**Assigned task**. Every record here should be printed again exactly.

**Recorded information**.
= = = =

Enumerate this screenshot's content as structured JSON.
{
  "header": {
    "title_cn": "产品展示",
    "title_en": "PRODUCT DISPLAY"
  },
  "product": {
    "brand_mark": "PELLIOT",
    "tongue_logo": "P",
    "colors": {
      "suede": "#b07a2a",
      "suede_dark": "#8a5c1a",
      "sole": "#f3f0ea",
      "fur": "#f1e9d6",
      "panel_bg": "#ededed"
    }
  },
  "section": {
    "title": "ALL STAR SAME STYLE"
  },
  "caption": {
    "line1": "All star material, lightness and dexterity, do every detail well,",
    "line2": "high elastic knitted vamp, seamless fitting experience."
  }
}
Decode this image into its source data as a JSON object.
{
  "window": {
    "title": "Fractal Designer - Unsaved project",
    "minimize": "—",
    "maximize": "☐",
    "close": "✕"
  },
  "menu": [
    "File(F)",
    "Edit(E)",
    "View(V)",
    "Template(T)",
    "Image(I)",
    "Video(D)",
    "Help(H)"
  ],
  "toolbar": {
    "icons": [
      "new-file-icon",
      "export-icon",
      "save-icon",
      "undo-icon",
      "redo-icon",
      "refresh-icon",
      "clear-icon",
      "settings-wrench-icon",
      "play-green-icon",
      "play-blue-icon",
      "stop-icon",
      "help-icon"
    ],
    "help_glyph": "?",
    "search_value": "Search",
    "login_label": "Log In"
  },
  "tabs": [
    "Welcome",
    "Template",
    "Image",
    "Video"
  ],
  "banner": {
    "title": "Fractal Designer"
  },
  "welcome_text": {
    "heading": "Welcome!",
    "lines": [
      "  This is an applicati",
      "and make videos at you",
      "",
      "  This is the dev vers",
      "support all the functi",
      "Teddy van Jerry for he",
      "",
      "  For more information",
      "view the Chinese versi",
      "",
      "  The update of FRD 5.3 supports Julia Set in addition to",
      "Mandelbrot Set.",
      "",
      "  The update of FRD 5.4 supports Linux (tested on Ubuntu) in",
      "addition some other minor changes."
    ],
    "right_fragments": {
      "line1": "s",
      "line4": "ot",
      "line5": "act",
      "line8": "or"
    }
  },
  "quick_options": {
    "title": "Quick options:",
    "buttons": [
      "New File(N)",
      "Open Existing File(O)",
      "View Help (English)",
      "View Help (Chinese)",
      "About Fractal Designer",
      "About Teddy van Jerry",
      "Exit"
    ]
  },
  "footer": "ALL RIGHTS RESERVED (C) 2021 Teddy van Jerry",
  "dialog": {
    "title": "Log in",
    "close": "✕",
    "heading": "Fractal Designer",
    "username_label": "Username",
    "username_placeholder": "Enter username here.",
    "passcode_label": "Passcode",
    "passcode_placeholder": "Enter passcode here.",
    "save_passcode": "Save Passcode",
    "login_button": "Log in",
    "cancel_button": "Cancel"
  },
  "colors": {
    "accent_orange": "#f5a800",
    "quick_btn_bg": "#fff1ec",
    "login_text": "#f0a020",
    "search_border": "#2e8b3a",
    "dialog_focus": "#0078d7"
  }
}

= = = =

**Exercise answer**.
Enumerate this screenshot's content as structured JSON.
{
  "header": {
    "title_cn": "产品展示",
    "title_en": "PRODUCT DISPLAY"
  },
  "product": {
    "brand_mark": "PELLIOT",
    "tongue_logo": "P",
    "colors": {
      "suede": "#b07a2a",
      "suede_dark": "#8a5c1a",
      "sole": "#f3f0ea",
      "fur": "#f1e9d6",
      "panel_bg": "#ededed"
    }
  },
  "section": {
    "title": "ALL STAR SAME STYLE"
  },
  "caption": {
    "line1": "All star material, lightness and dexterity, do every detail well,",
    "line2": "high elastic knitted vamp, seamless fitting experience."
  }
}
Decode this image into its source data as a JSON object.
{
  "window": {
    "title": "Fractal Designer - Unsaved project",
    "minimize": "—",
    "maximize": "☐",
    "close": "✕"
  },
  "menu": [
    "File(F)",
    "Edit(E)",
    "View(V)",
    "Template(T)",
    "Image(I)",
    "Video(D)",
    "Help(H)"
  ],
  "toolbar": {
    "icons": [
      "new-file-icon",
      "export-icon",
      "save-icon",
      "undo-icon",
      "redo-icon",
      "refresh-icon",
      "clear-icon",
      "settings-wrench-icon",
      "play-green-icon",
      "play-blue-icon",
      "stop-icon",
      "help-icon"
    ],
    "help_glyph": "?",
    "search_value": "Search",
    "login_label": "Log In"
  },
  "tabs": [
    "Welcome",
    "Template",
    "Image",
    "Video"
  ],
  "banner": {
    "title": "Fractal Designer"
  },
  "welcome_text": {
    "heading": "Welcome!",
    "lines": [
      "  This is an applicati",
      "and make videos at you",
      "",
      "  This is the dev vers",
      "support all the functi",
      "Teddy van Jerry for he",
      "",
      "  For more information",
      "view the Chinese versi",
      "",
      "  The update of FRD 5.3 supports Julia Set in addition to",
      "Mandelbrot Set.",
      "",
      "  The update of FRD 5.4 supports Linux (tested on Ubuntu) in",
      "addition some other minor changes."
    ],
    "right_fragments": {
      "line1": "s",
      "line4": "ot",
      "line5": "act",
      "line8": "or"
    }
  },
  "quick_options": {
    "title": "Quick options:",
    "buttons": [
      "New File(N)",
      "Open Existing File(O)",
      "View Help (English)",
      "View Help (Chinese)",
      "About Fractal Designer",
      "About Teddy van Jerry",
      "Exit"
    ]
  },
  "footer": "ALL RIGHTS RESERVED (C) 2021 Teddy van Jerry",
  "dialog": {
    "title": "Log in",
    "close": "✕",
    "heading": "Fractal Designer",
    "username_label": "Username",
    "username_placeholder": "Enter username here.",
    "passcode_label": "Passcode",
    "passcode_placeholder": "Enter passcode here.",
    "save_passcode": "Save Passcode",
    "login_button": "Log in",
    "cancel_button": "Cancel"
  },
  "colors": {
    "accent_orange": "#f5a800",
    "quick_btn_bg": "#fff1ec",
    "login_text": "#f0a020",
    "search_border": "#2e8b3a",
    "dialog_focus": "#0078d7"
  }
}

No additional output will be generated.